Records for processing
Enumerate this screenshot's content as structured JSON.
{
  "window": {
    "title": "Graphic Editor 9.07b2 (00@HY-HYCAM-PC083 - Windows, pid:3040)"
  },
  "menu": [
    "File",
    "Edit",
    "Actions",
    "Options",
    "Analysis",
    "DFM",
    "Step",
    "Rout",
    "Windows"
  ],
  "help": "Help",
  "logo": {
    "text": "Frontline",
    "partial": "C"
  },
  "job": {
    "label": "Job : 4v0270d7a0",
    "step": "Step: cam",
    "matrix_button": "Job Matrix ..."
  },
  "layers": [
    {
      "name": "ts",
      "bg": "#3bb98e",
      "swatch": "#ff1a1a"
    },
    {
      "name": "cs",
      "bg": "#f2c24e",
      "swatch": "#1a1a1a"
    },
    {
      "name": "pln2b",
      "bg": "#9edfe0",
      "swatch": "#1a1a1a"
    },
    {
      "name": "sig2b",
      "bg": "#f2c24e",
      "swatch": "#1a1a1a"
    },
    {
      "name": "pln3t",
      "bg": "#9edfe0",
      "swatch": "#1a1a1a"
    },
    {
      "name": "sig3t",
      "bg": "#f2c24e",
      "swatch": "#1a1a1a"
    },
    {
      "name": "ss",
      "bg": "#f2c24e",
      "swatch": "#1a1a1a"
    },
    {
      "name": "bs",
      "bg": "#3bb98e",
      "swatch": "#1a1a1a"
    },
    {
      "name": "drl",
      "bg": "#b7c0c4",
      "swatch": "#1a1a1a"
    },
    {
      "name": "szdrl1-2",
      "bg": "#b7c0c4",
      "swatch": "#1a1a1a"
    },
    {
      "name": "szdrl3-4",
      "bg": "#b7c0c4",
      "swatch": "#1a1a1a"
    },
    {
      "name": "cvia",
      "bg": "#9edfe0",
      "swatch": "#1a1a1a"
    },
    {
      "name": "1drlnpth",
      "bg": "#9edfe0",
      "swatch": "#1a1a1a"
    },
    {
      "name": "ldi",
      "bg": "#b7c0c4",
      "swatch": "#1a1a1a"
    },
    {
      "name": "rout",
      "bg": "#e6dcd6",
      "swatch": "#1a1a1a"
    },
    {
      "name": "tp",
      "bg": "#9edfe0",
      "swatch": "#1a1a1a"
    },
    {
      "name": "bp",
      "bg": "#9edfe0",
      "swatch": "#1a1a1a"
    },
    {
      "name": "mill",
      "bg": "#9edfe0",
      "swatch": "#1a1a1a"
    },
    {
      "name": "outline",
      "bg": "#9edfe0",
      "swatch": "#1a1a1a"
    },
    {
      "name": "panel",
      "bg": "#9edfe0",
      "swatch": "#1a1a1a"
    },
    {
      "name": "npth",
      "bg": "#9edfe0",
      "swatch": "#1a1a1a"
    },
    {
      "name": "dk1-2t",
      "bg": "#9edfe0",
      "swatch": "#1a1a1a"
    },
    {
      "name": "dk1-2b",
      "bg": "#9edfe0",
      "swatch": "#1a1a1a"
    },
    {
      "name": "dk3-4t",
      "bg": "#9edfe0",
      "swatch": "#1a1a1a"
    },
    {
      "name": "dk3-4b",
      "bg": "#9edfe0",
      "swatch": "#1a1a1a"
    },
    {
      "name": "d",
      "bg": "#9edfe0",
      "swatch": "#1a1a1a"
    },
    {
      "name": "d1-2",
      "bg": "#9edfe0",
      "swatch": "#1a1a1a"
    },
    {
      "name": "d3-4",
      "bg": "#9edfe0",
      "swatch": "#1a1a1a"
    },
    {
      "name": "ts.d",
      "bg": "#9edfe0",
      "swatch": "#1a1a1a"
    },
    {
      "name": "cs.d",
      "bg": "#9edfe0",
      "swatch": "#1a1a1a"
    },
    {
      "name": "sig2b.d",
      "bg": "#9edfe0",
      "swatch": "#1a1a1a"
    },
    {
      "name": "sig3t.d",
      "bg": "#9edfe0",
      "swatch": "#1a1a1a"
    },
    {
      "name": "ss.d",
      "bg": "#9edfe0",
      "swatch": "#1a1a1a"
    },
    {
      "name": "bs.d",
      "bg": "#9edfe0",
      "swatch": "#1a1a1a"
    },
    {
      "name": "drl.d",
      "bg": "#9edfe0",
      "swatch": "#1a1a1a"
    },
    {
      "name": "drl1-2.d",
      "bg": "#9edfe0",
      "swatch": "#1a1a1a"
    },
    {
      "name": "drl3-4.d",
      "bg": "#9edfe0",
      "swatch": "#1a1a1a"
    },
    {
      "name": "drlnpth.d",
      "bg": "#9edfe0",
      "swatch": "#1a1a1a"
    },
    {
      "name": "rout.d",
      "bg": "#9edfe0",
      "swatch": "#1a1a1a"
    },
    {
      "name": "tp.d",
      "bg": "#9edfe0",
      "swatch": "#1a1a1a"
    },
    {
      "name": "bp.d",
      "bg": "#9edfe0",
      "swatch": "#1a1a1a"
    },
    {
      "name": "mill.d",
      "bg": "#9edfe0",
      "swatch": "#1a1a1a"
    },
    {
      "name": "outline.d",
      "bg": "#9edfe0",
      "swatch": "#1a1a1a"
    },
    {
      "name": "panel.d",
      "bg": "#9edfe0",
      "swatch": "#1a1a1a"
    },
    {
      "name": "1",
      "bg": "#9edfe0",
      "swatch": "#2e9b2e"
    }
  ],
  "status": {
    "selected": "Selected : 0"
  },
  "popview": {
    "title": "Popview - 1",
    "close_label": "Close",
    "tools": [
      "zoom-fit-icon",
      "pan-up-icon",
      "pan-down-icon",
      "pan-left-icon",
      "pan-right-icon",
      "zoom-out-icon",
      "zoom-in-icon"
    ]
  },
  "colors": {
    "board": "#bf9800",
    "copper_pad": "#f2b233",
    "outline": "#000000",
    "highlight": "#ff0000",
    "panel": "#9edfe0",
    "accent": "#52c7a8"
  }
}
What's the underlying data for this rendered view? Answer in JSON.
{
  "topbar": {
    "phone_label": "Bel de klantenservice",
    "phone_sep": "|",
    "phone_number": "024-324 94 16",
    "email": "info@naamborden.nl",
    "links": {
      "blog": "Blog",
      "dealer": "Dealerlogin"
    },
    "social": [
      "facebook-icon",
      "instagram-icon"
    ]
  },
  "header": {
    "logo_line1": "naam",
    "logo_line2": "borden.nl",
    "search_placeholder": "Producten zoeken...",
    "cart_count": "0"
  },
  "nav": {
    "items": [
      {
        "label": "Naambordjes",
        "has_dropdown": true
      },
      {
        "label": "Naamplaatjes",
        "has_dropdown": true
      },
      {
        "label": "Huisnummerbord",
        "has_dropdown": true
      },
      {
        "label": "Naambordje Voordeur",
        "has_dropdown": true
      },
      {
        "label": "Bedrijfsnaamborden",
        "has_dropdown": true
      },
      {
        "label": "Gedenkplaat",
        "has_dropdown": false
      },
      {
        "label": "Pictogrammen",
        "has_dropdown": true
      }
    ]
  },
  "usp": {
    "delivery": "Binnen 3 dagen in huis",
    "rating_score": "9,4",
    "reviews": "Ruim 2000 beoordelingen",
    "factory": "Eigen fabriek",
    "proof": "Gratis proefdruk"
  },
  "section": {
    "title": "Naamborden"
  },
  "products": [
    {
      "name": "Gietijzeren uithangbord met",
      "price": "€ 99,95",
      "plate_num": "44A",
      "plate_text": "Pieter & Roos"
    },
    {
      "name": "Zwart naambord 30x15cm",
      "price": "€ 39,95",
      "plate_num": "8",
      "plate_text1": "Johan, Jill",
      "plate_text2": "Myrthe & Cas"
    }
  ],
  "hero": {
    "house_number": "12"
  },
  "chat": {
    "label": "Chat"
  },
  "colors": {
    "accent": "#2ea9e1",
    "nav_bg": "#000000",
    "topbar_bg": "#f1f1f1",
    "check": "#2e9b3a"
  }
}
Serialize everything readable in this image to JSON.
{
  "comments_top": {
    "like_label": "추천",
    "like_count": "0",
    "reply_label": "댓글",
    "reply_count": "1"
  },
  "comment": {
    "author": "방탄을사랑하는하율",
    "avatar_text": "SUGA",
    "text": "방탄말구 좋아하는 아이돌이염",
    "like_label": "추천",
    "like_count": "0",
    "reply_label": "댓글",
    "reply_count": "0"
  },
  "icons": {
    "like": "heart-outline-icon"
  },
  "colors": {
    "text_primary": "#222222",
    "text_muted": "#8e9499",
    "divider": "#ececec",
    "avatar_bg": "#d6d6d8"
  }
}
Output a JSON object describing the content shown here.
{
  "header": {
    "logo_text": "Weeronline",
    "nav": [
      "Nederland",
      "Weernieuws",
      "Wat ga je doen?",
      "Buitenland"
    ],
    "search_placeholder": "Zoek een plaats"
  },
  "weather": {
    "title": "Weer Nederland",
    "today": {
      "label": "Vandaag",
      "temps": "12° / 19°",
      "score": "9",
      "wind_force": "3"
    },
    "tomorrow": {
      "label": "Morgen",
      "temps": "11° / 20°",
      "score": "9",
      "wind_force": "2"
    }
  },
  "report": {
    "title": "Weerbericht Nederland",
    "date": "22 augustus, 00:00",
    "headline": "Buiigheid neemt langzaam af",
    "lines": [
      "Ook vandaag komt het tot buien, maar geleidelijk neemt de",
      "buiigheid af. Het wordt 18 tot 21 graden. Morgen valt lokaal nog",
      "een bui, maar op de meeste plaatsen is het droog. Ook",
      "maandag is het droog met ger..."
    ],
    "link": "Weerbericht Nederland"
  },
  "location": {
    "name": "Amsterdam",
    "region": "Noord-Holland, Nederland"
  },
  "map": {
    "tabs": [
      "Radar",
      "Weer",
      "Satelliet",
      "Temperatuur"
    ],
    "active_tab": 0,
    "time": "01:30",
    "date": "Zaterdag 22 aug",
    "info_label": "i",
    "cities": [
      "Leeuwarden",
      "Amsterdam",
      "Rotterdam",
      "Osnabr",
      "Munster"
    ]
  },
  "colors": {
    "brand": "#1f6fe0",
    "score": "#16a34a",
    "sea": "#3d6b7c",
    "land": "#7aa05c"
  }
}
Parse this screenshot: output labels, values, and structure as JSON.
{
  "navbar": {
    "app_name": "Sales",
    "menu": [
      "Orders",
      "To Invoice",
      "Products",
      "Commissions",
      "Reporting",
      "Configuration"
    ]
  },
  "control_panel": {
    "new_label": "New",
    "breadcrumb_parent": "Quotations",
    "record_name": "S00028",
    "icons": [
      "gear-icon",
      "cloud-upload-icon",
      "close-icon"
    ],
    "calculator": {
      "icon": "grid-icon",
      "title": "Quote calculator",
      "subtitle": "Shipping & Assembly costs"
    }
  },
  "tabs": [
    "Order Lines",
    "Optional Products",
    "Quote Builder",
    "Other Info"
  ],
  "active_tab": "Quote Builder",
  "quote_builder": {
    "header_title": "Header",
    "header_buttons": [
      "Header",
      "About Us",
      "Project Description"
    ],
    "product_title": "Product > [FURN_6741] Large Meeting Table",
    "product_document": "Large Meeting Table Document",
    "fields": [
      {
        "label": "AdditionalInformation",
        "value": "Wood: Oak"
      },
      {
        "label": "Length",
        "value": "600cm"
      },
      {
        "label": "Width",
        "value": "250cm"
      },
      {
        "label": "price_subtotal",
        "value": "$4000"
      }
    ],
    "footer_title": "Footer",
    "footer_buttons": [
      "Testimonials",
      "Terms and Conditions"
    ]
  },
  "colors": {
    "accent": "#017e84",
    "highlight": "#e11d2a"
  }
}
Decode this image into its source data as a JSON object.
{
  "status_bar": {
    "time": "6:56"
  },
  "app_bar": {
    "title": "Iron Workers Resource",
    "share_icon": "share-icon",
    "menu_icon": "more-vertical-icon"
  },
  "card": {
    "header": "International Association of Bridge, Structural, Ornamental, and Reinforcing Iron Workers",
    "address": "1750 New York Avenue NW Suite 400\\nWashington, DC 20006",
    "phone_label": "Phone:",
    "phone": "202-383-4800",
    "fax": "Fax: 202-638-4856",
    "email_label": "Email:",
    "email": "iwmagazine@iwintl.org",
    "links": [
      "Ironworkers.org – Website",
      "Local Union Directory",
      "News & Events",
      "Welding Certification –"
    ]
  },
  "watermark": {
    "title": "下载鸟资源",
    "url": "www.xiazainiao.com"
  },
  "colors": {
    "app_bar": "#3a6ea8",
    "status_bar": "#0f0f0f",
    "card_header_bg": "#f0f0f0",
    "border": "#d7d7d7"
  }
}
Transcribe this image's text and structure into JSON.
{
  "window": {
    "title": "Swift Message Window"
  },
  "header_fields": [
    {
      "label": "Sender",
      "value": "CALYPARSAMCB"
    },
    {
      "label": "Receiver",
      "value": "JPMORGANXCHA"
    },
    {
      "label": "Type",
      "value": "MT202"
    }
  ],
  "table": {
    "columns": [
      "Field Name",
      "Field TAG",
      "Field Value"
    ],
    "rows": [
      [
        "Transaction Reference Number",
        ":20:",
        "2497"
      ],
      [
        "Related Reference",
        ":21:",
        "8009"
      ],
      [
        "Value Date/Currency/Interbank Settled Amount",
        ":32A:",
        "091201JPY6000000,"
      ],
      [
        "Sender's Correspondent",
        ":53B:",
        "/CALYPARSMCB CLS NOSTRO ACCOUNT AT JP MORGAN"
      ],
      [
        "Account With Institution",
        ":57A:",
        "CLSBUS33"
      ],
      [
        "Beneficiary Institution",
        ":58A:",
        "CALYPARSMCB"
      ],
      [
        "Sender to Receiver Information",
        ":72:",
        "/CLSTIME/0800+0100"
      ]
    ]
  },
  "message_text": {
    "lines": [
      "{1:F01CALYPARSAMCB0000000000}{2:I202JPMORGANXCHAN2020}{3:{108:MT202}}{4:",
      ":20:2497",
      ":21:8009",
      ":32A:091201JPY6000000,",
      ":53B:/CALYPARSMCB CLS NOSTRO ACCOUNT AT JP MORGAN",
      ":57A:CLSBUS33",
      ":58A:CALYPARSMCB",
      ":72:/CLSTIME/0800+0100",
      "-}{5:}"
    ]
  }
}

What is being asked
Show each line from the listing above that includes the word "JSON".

Task solution
Enumerate this screenshot's content as structured JSON.
What's the underlying data for this rendered view? Answer in JSON.
Serialize everything readable in this image to JSON.
Output a JSON object describing the content shown here.
Parse this screenshot: output labels, values, and structure as JSON.
Decode this image into its source data as a JSON object.
Transcribe this image's text and structure into JSON.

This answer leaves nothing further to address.